### Directions for this task
Where a line in the material beneath contains "true", count it. Give the number only.

--- START ---

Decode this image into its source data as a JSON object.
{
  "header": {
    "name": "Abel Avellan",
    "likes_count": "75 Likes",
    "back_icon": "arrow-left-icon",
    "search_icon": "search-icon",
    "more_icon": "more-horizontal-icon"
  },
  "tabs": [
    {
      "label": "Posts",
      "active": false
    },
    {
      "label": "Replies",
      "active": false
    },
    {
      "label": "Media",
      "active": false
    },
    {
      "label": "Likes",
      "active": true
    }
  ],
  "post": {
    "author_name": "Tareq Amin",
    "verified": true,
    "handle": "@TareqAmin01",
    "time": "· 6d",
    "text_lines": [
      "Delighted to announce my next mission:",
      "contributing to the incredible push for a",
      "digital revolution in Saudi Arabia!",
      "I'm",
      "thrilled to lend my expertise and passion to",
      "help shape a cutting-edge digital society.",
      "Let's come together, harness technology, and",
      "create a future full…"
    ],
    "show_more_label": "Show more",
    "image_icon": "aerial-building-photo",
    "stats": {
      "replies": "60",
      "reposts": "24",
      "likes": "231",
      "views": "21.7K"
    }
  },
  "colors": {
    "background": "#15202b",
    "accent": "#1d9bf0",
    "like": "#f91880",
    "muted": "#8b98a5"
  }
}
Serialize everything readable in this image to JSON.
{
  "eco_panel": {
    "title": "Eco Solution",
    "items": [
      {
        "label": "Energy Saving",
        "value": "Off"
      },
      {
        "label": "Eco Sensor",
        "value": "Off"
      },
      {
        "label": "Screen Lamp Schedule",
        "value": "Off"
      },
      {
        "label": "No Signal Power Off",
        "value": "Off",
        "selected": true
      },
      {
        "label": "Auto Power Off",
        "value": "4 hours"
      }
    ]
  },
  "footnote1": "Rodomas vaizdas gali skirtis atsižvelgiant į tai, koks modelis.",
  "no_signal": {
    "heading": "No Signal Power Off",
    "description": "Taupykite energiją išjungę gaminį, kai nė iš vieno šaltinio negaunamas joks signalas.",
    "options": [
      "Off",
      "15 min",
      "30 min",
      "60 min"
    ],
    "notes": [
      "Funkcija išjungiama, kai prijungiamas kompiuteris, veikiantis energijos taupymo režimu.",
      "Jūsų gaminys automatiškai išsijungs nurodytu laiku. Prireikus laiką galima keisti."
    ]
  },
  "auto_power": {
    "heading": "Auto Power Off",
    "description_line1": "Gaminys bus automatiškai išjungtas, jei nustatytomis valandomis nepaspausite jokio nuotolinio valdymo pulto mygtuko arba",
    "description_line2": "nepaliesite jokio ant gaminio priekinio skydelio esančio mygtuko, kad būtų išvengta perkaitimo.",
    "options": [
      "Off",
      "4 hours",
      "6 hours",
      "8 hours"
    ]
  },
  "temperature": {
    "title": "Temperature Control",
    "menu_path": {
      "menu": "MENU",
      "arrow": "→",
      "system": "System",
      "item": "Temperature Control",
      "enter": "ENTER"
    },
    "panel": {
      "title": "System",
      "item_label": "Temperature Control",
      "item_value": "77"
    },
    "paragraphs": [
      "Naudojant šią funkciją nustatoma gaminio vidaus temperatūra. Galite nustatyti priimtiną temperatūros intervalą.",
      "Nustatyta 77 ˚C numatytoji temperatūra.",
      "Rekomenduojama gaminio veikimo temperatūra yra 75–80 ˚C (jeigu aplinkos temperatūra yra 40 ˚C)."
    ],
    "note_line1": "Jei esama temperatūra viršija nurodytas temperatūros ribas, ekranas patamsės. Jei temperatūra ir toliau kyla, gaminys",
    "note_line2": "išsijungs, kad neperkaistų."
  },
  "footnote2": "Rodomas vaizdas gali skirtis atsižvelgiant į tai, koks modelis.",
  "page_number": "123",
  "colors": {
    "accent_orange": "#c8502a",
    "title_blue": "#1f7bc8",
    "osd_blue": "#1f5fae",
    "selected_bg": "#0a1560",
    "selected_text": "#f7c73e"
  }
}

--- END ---

### Response for this exercise
3